Cr Marks criticised the Belmont Community Group for not approaching the City with its concerns about the State Government’s plans to amalgamate Belmont with Kalamunda and said the City was not aware of the group until the Southern Gazette contacted it two weeks ago for a response to the group’s complaints.
‘To date, the City has not been contacted by anyone purporting to represent the group,’ Cr Marks said last Friday.
On the front page of last week’s Southern Gazette, group president Cassie Rowe said the City had not acted in the best interests of the people because it did not hold a referendum on amalgamation in the upcoming election, and urged ratepayers to vote for candidates who pledged to fight the State Government on the issue.
Ms Rowe did not disclose that her husband Patrick Gardner was running as a candidate in the Belmont election.
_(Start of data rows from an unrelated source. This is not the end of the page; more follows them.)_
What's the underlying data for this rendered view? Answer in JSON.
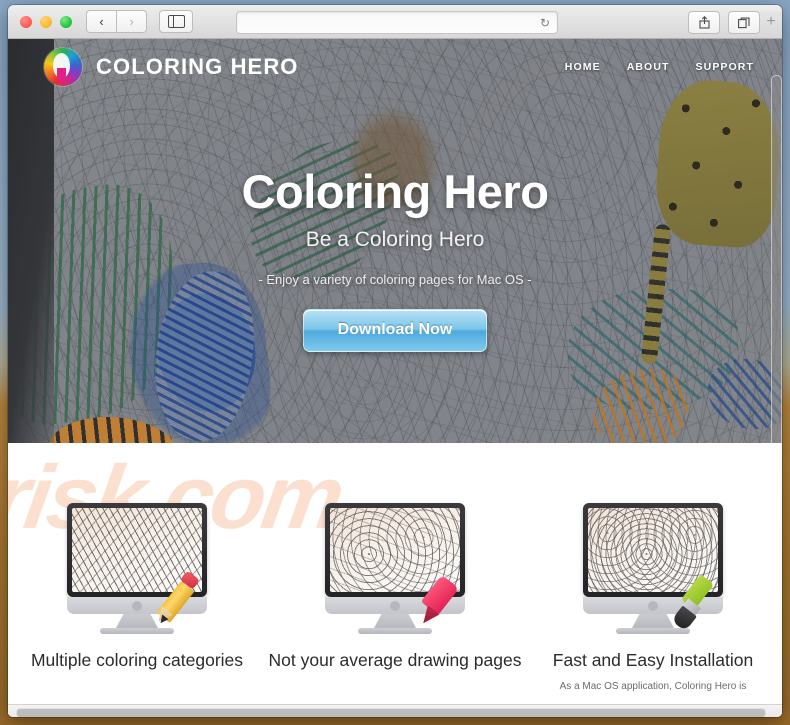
{
  "browser": {
    "traffic_lights": [
      "close",
      "minimize",
      "zoom"
    ],
    "back_label": "‹",
    "forward_label": "›",
    "sidebar_label": "sidebar",
    "url_value": "",
    "url_placeholder": "",
    "reload_label": "↻",
    "share_label": "⇧",
    "tabs_label": "⧉",
    "new_tab_label": "+"
  },
  "site": {
    "logo_text": "COLORING HERO",
    "nav": [
      {
        "label": "HOME"
      },
      {
        "label": "ABOUT"
      },
      {
        "label": "SUPPORT"
      }
    ],
    "hero": {
      "title": "Coloring Hero",
      "subtitle": "Be a Coloring Hero",
      "tagline": "- Enjoy a variety of coloring pages for Mac OS -",
      "cta": "Download Now"
    },
    "watermark": "risk.com",
    "features": [
      {
        "title": "Multiple coloring categories",
        "body": "",
        "tool": "pencil-icon",
        "art": "zebra-coloring-page"
      },
      {
        "title": "Not your average drawing pages",
        "body": "",
        "tool": "marker-icon",
        "art": "peacock-coloring-page"
      },
      {
        "title": "Fast and Easy Installation",
        "body": "As a Mac OS application, Coloring Hero is",
        "tool": "paintbrush-icon",
        "art": "flowers-coloring-page"
      }
    ]
  },
  "colors": {
    "hero_background": "#8e9196",
    "cta_blue": "#7cc6ea",
    "watermark": "#fbdfcf",
    "desktop_top": "#8aa7c6",
    "desktop_bottom": "#9a6b2a"
  }
}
Cr Marks said the only poll that had legal standing and allowed the community to directly influence the State Government’s reform agenda was the poll that could be called during the Local Government Advisory Board’s consideration of a submission for an amalgamation or boundary change.
‘If a valid poll is conducted, and the majority of electors vote against the proposed change, then the Minister is required to reject the proposal,’ he said.
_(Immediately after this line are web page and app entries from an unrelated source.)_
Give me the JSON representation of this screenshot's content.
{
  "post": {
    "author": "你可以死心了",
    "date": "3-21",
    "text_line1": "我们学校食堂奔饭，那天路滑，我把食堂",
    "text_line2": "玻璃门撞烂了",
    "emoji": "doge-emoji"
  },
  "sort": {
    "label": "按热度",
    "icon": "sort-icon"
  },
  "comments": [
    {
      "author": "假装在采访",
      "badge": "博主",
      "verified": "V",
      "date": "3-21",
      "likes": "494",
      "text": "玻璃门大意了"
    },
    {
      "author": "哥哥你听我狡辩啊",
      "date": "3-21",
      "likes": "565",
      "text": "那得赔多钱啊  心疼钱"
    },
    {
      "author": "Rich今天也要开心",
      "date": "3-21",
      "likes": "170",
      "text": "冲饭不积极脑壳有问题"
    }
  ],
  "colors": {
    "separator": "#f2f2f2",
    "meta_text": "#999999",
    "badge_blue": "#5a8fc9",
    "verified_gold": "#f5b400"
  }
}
‘This poll provision (the Dadour Amendments) is the legislation that we have been advised is proposed to be removed by the State Government to prevent communities rejecting their imposed changes.
‘The City is still of the view that the proposed amalgamation with Kalamunda holds many financial, economic and community interest risks and disadvantages for the Belmont community and will continue actively engage the State Government and other key stakeholders in any manner which can improve the outcome for the City and its community.’